Accountants must “ride the wave of digital disruption and come out the other end as high-value, agile service providers who’ve moved beyond compliance”, Tim Gullifer, president of the Institute of Chartered Accountants of Australia, told attendees at Xero’s national customer and partner conference earlier this month.
Gullifer, also a partner of Deloitte’s private practice division, said he wanted to create a “burning platform” for accountants to help them transition faster to digital-centric work.
“I am now full bottle on digital innovation and how it’s impacting professional services and the accounting profession, as well as the opportunities it presents for all of us,” said Gullifer. “Digital disruption has rocked our world.”
Below is an edited extract of Gullifer’s speech at Xerocon in which he outlined the threats and opportunities facing accountants. BoxFreeIT will publish a second extract containing Gullifer’s advice to accountants on new, digital-aware business models and how they reduce operational costs.
Tim Gullifer, ICAA
The changes to the accounting landscape by the arrival of cloud technology cannot be underestimated.
Cloud accounting, championed by a wide range of technology providers like our hosts today Xero, does away with the old business model where businesses would purchase accounting software as a ‘product’ and install this onto their computer systems.
With cloud accounting, the business is purchasing the use of accounting software via an online service provider.
There is no initial capital expenditure and it’s all paid by monthly fee. With data held in the cloud, storage is not constrained to the storage memory of the internal network, and importantly, it can be accessed from anywhere across the globe.
For those of us serving clients this is a huge change, as now the data can be accessed by us and by our clients in real time and allows us to do what we have been trying to say we will do – work less on compliance and more on the value add through accessing current data and not historical client data.
One of my peers who is with us today, James Solomon, says in a recent ICAA technology report that the uptake of practices moving to the cloud is somewhat dependent on the rollout of comprehensive cloud management solutions.
James says it’s also being driven by a new breed of younger practitioners coming through that understand technology and see the benefits, as well as client demand. At Deloitte the Xero solution team are all managers and under 40.
The Institute’s member experts in this space say reduced costs, increased collaboration and client access to data are some of the most significant benefits of cloud accounting.
In response to the pressure of delivering more for less, being able to create centres of excellence offshore and push work into low cost jurisdictions has been a win for the profession.
But it’s a win also for clients in that the cloud also enables greater collaboration with their accountants who can offer more value add services – in real time, from any location.
Finance, accounting and professional services are facing significant and imminent disruption. In other words we’re staring down the barrel of a big bang on a short fuse.
Inaction is a dangerous strategy.

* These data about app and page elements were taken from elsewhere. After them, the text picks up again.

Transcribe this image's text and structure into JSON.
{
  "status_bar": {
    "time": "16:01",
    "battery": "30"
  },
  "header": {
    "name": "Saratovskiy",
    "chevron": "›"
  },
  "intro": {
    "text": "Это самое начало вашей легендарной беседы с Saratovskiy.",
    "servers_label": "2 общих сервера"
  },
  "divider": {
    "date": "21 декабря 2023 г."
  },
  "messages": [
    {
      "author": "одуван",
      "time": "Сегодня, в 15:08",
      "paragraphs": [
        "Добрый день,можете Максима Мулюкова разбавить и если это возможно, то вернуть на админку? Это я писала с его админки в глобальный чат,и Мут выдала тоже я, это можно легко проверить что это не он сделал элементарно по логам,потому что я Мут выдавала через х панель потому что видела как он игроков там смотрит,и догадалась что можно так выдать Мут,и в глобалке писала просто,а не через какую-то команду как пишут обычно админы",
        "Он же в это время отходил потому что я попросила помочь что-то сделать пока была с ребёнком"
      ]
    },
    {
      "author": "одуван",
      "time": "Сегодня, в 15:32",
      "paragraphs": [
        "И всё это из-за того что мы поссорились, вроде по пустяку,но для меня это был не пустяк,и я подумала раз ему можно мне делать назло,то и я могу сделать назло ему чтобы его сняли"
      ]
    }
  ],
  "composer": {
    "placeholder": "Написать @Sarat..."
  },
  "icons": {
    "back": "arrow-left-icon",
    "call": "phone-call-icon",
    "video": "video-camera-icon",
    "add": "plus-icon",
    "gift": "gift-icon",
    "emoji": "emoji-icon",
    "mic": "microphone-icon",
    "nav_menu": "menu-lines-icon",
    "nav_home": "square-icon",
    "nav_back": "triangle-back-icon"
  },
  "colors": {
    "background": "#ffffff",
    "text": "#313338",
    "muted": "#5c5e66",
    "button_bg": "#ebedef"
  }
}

So on the basis of Deloitte’s research, expert opinion, in-depth experience and market knowledge – my advice is that today is the day to start reconsidering your response, for you and your clients.
Research has shown that around two thirds of SMEs said that they would consider replacing some of the services that their accountant currently performs with cloud-based software and that around half would change accountants if they didn’t embrace a cloud solution to their offerings.
This is a real concern as I know from my own experiences at Deloitte Private that 70 percent of our work is compliance work based on transactional and administrative services and only 30 percent is coming from strategic business advice.
This is of major concern to our profession when you consider that it is low-level transactional services – manual data entry, book-keeping, year-end financial reporting, BAS lodgements, payroll and financial analysis – that are most easily automated and replaced by a cloud-based solution.
The immediate threat to my business and the profession is obvious. If we don’t adopt cloud based solutions with our SME clients then we run the risk of becoming less important to them and being replaced as their most trusted adviser or worse lose them as clients completely.
So my advice to all of us is that the transition to cloud based computing presents immediate threats but many more long term opportunities.
As we allow the cloud and those enablers like Xero automate the lower level administrative tasks that we have been completing on clients behalf for decades, we can move into the real time, access-anywhere offerings that our clients are expecting of us to maintain and retain our position in the business life cycle of our clients.
What the cloud is proving to our relationship with our clients is that we are more connected and transparent by giving us visibility of the client’s business, now and in the future.
But more importantly it allows us to continually interact and engage within the strategic direction of their business and in doing so reset our professional relationship.
It’s enabling our evolution as value-adding service providers who can give clients more bang for their buck.
Read Gullifer’s advice on new business models for accounting firms on BoxFreeIT tomorrow.
Image credit: Tim Gullifer, ICAA